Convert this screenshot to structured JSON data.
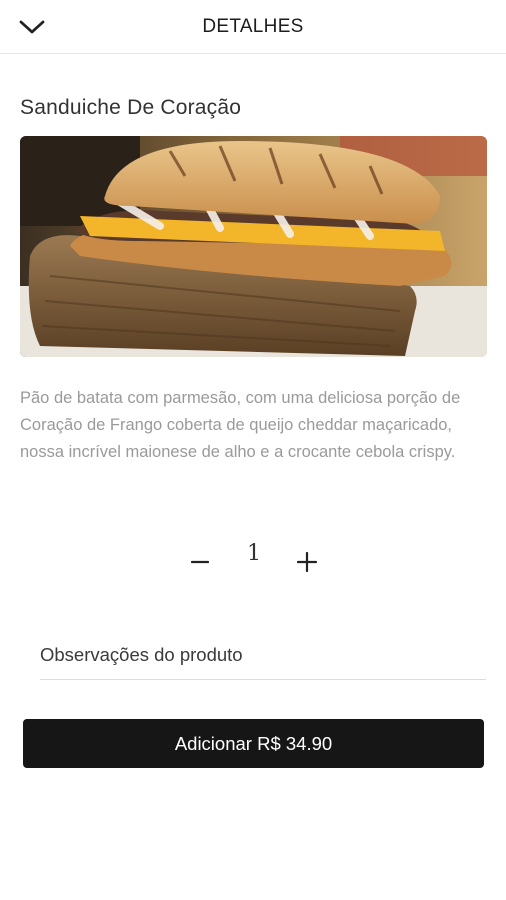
{
  "header": {
    "title": "DETALHES",
    "back_icon": "chevron-down-icon"
  },
  "product": {
    "name": "Sanduiche De Coração",
    "description": "Pão de batata com parmesão, com uma deliciosa porção de Coração de Frango coberta de queijo cheddar maçaricado, nossa incrível maionese de alho e a crocante cebola crispy.",
    "image_subject": "sandwich-photo"
  },
  "quantity": {
    "value": "1",
    "minus_icon": "minus-icon",
    "plus_icon": "plus-icon"
  },
  "notes": {
    "placeholder": "Observações do produto",
    "value": ""
  },
  "add_button": {
    "label": "Adicionar R$ 34.90"
  },
  "colors": {
    "button_bg": "#161616",
    "description_text": "#9a9a9a",
    "divider": "#e6e6e6"
  }
}
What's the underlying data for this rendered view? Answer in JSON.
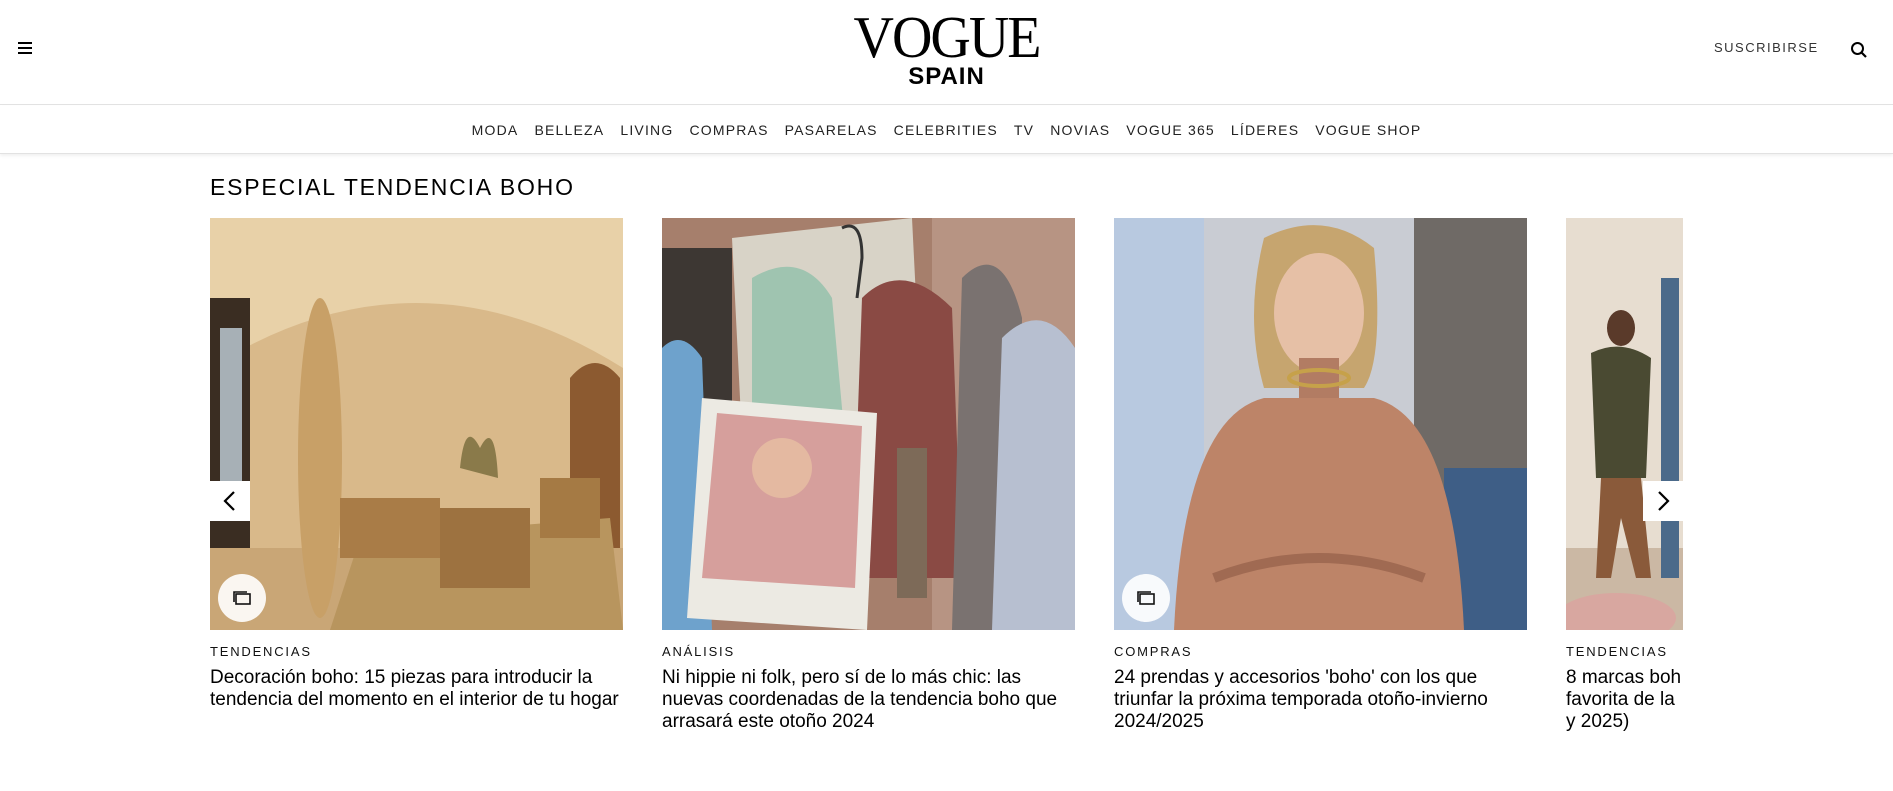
{
  "header": {
    "logo_main": "VOGUE",
    "logo_sub": "SPAIN",
    "subscribe_label": "SUSCRIBIRSE"
  },
  "nav": {
    "items": [
      "MODA",
      "BELLEZA",
      "LIVING",
      "COMPRAS",
      "PASARELAS",
      "CELEBRITIES",
      "TV",
      "NOVIAS",
      "VOGUE 365",
      "LÍDERES",
      "VOGUE SHOP"
    ]
  },
  "section": {
    "title": "ESPECIAL TENDENCIA BOHO"
  },
  "cards": [
    {
      "category": "TENDENCIAS",
      "title": "Decoración boho: 15 piezas para introducir la tendencia del momento en el interior de tu hogar",
      "gallery": true
    },
    {
      "category": "ANÁLISIS",
      "title": "Ni hippie ni folk, pero sí de lo más chic: las nuevas coordenadas de la tendencia boho que arrasará este otoño 2024",
      "gallery": false
    },
    {
      "category": "COMPRAS",
      "title": "24 prendas y accesorios 'boho' con los que triunfar la próxima temporada otoño-invierno 2024/2025",
      "gallery": true
    },
    {
      "category": "TENDENCIAS",
      "title": "8 marcas boh favorita de la y 2025)",
      "gallery": false
    }
  ],
  "icons": {
    "menu": "hamburger-icon",
    "search": "search-icon",
    "prev": "chevron-left-icon",
    "next": "chevron-right-icon",
    "gallery": "gallery-icon"
  }
}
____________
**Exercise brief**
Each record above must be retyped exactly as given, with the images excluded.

**Reply to the task**
Convert this screenshot to structured JSON data.
{
  "header": {
    "title": "DETALHES",
    "back_icon": "chevron-down-icon"
  },
  "product": {
    "name": "Sanduiche De Coração",
    "description": "Pão de batata com parmesão, com uma deliciosa porção de Coração de Frango coberta de queijo cheddar maçaricado, nossa incrível maionese de alho e a crocante cebola crispy.",
    "image_subject": "sandwich-photo"
  },
  "quantity": {
    "value": "1",
    "minus_icon": "minus-icon",
    "plus_icon": "plus-icon"
  },
  "notes": {
    "placeholder": "Observações do produto",
    "value": ""
  },
  "add_button": {
    "label": "Adicionar R$ 34.90"
  },
  "colors": {
    "button_bg": "#161616",
    "description_text": "#9a9a9a",
    "divider": "#e6e6e6"
  }
}
What's the underlying data for this rendered view? Answer in JSON.
{
  "header": {
    "logo_main": "VOGUE",
    "logo_sub": "SPAIN",
    "subscribe_label": "SUSCRIBIRSE"
  },
  "nav": {
    "items": [
      "MODA",
      "BELLEZA",
      "LIVING",
      "COMPRAS",
      "PASARELAS",
      "CELEBRITIES",
      "TV",
      "NOVIAS",
      "VOGUE 365",
      "LÍDERES",
      "VOGUE SHOP"
    ]
  },
  "section": {
    "title": "ESPECIAL TENDENCIA BOHO"
  },
  "cards": [
    {
      "category": "TENDENCIAS",
      "title": "Decoración boho: 15 piezas para introducir la tendencia del momento en el interior de tu hogar",
      "gallery": true
    },
    {
      "category": "ANÁLISIS",
      "title": "Ni hippie ni folk, pero sí de lo más chic: las nuevas coordenadas de la tendencia boho que arrasará este otoño 2024",
      "gallery": false
    },
    {
      "category": "COMPRAS",
      "title": "24 prendas y accesorios 'boho' con los que triunfar la próxima temporada otoño-invierno 2024/2025",
      "gallery": true
    },
    {
      "category": "TENDENCIAS",
      "title": "8 marcas boh favorita de la y 2025)",
      "gallery": false
    }
  ],
  "icons": {
    "menu": "hamburger-icon",
    "search": "search-icon",
    "prev": "chevron-left-icon",
    "next": "chevron-right-icon",
    "gallery": "gallery-icon"
  }
}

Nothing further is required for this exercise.